*** Given information Section Begins ***

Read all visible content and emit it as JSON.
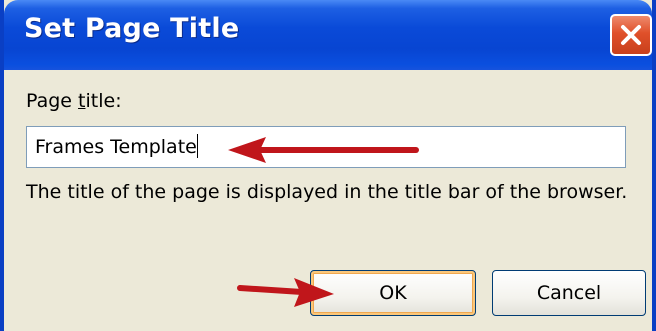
{
  "dialog": {
    "title": "Set Page Title",
    "close_icon": "close-x-icon",
    "field": {
      "label_prefix": "Page ",
      "label_underlined": "t",
      "label_suffix": "itle:",
      "value": "Frames Template"
    },
    "description": "The title of the page is displayed in the title bar of the browser.",
    "buttons": {
      "ok": "OK",
      "cancel": "Cancel"
    }
  },
  "annotations": {
    "arrow_color": "#c0161b",
    "arrows": [
      "arrow-to-title-input",
      "arrow-to-ok-button"
    ]
  },
  "colors": {
    "titlebar": "#0a4ad8",
    "dialog_background": "#ece9d8",
    "close_button": "#e0502a"
  }
}
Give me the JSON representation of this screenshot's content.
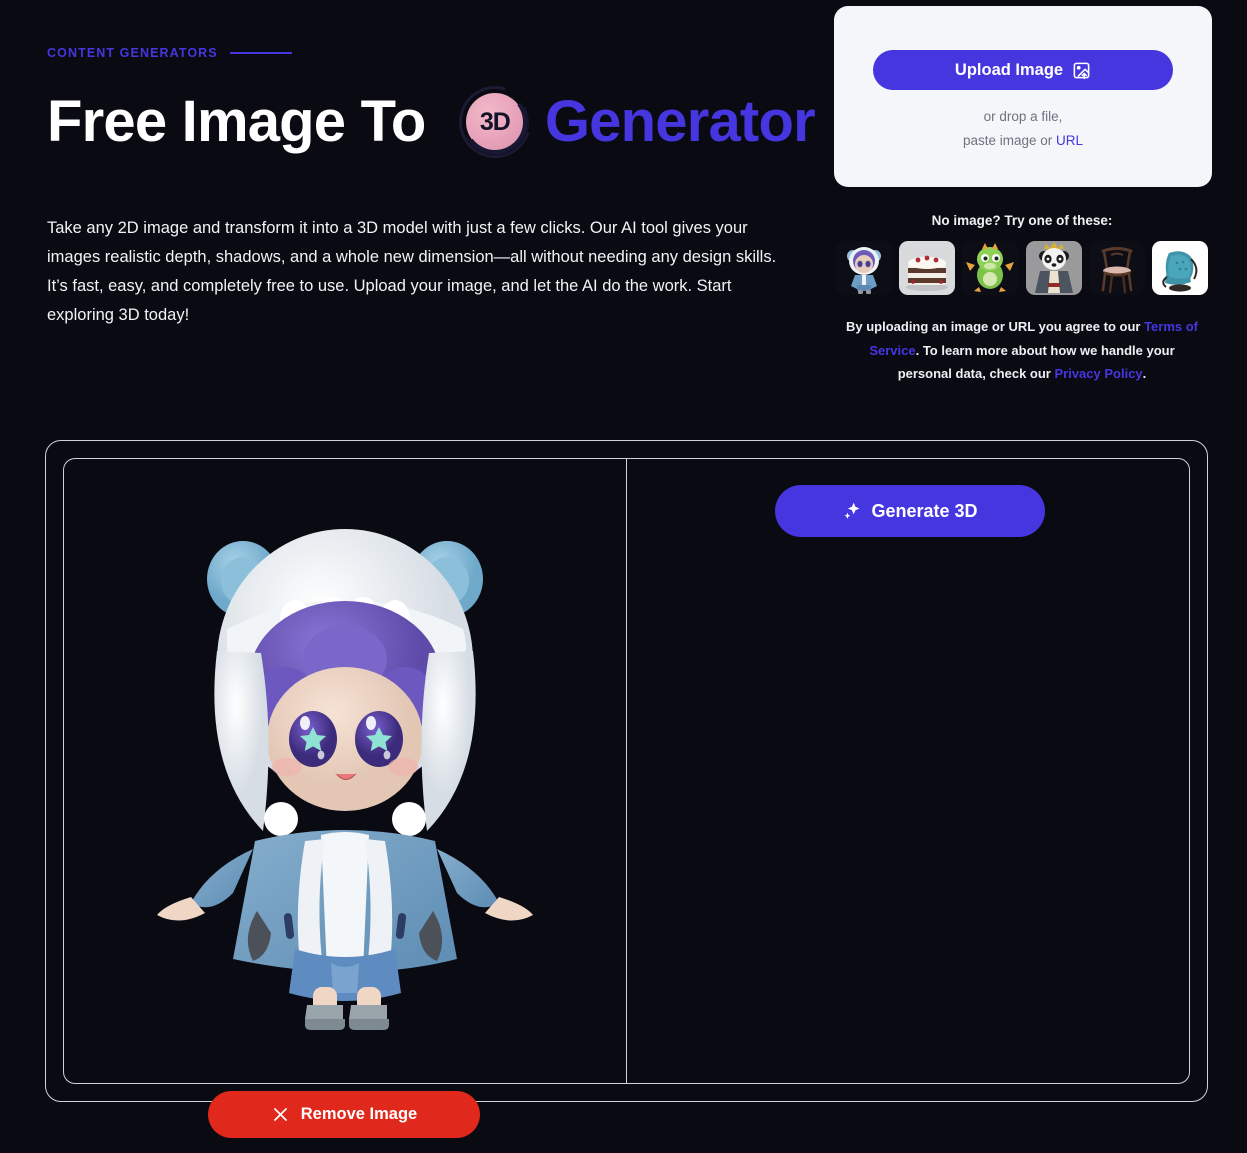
{
  "hero": {
    "eyebrow": "CONTENT GENERATORS",
    "title_part1": "Free Image To ",
    "logo_text": "3D",
    "title_accent": "Generator",
    "description": "Take any 2D image and transform it into a 3D model with just a few clicks. Our AI tool gives your images realistic depth, shadows, and a whole new dimension—all without needing any design skills. It’s fast, easy, and completely free to use. Upload your image, and let the AI do the work. Start exploring 3D today!"
  },
  "upload": {
    "button_label": "Upload Image",
    "button_icon": "image-upload-icon",
    "drop_text": "or drop a file,",
    "paste_prefix": "paste image or ",
    "url_link": "URL"
  },
  "samples": {
    "label": "No image? Try one of these:",
    "items": [
      {
        "name": "chibi-hooded-character",
        "alt": "Chibi character in blue bear hoodie"
      },
      {
        "name": "layer-cake",
        "alt": "Chocolate berry layer cake"
      },
      {
        "name": "green-dragon",
        "alt": "Cartoon green dragon"
      },
      {
        "name": "panda-king",
        "alt": "Panda wearing a crown and robe"
      },
      {
        "name": "wooden-chair",
        "alt": "Wooden dining chair"
      },
      {
        "name": "teal-armchair",
        "alt": "Teal tufted swivel armchair"
      }
    ]
  },
  "legal": {
    "prefix": "By uploading an image or URL you agree to our ",
    "terms_link": "Terms of Service",
    "middle": ". To learn more about how we handle your personal data, check our ",
    "privacy_link": "Privacy Policy",
    "suffix": "."
  },
  "workspace": {
    "generate_label": "Generate 3D",
    "generate_icon": "sparkle-icon",
    "remove_label": "Remove Image",
    "remove_icon": "close-x-icon",
    "preview_alt": "Chibi character in blue bear hoodie with purple hair and star eyes"
  },
  "colors": {
    "background": "#0a0a12",
    "accent": "#4536e0",
    "card": "#f5f6fa",
    "danger": "#e0281c",
    "border": "#cfd2de",
    "logo_disc": "#e6a0b8"
  }
}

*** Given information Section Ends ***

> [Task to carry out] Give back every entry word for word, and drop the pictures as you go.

> [Task output]
Read all visible content and emit it as JSON.
{
  "dialog": {
    "title": "Set Page Title",
    "close_icon": "close-x-icon",
    "field": {
      "label_prefix": "Page ",
      "label_underlined": "t",
      "label_suffix": "itle:",
      "value": "Frames Template"
    },
    "description": "The title of the page is displayed in the title bar of the browser.",
    "buttons": {
      "ok": "OK",
      "cancel": "Cancel"
    }
  },
  "annotations": {
    "arrow_color": "#c0161b",
    "arrows": [
      "arrow-to-title-input",
      "arrow-to-ok-button"
    ]
  },
  "colors": {
    "titlebar": "#0a4ad8",
    "dialog_background": "#ece9d8",
    "close_button": "#e0502a"
  }
}
Give me the JSON representation of this screenshot's content.
{
  "hero": {
    "eyebrow": "CONTENT GENERATORS",
    "title_part1": "Free Image To ",
    "logo_text": "3D",
    "title_accent": "Generator",
    "description": "Take any 2D image and transform it into a 3D model with just a few clicks. Our AI tool gives your images realistic depth, shadows, and a whole new dimension—all without needing any design skills. It’s fast, easy, and completely free to use. Upload your image, and let the AI do the work. Start exploring 3D today!"
  },
  "upload": {
    "button_label": "Upload Image",
    "button_icon": "image-upload-icon",
    "drop_text": "or drop a file,",
    "paste_prefix": "paste image or ",
    "url_link": "URL"
  },
  "samples": {
    "label": "No image? Try one of these:",
    "items": [
      {
        "name": "chibi-hooded-character",
        "alt": "Chibi character in blue bear hoodie"
      },
      {
        "name": "layer-cake",
        "alt": "Chocolate berry layer cake"
      },
      {
        "name": "green-dragon",
        "alt": "Cartoon green dragon"
      },
      {
        "name": "panda-king",
        "alt": "Panda wearing a crown and robe"
      },
      {
        "name": "wooden-chair",
        "alt": "Wooden dining chair"
      },
      {
        "name": "teal-armchair",
        "alt": "Teal tufted swivel armchair"
      }
    ]
  },
  "legal": {
    "prefix": "By uploading an image or URL you agree to our ",
    "terms_link": "Terms of Service",
    "middle": ". To learn more about how we handle your personal data, check our ",
    "privacy_link": "Privacy Policy",
    "suffix": "."
  },
  "workspace": {
    "generate_label": "Generate 3D",
    "generate_icon": "sparkle-icon",
    "remove_label": "Remove Image",
    "remove_icon": "close-x-icon",
    "preview_alt": "Chibi character in blue bear hoodie with purple hair and star eyes"
  },
  "colors": {
    "background": "#0a0a12",
    "accent": "#4536e0",
    "card": "#f5f6fa",
    "danger": "#e0281c",
    "border": "#cfd2de",
    "logo_disc": "#e6a0b8"
  }
}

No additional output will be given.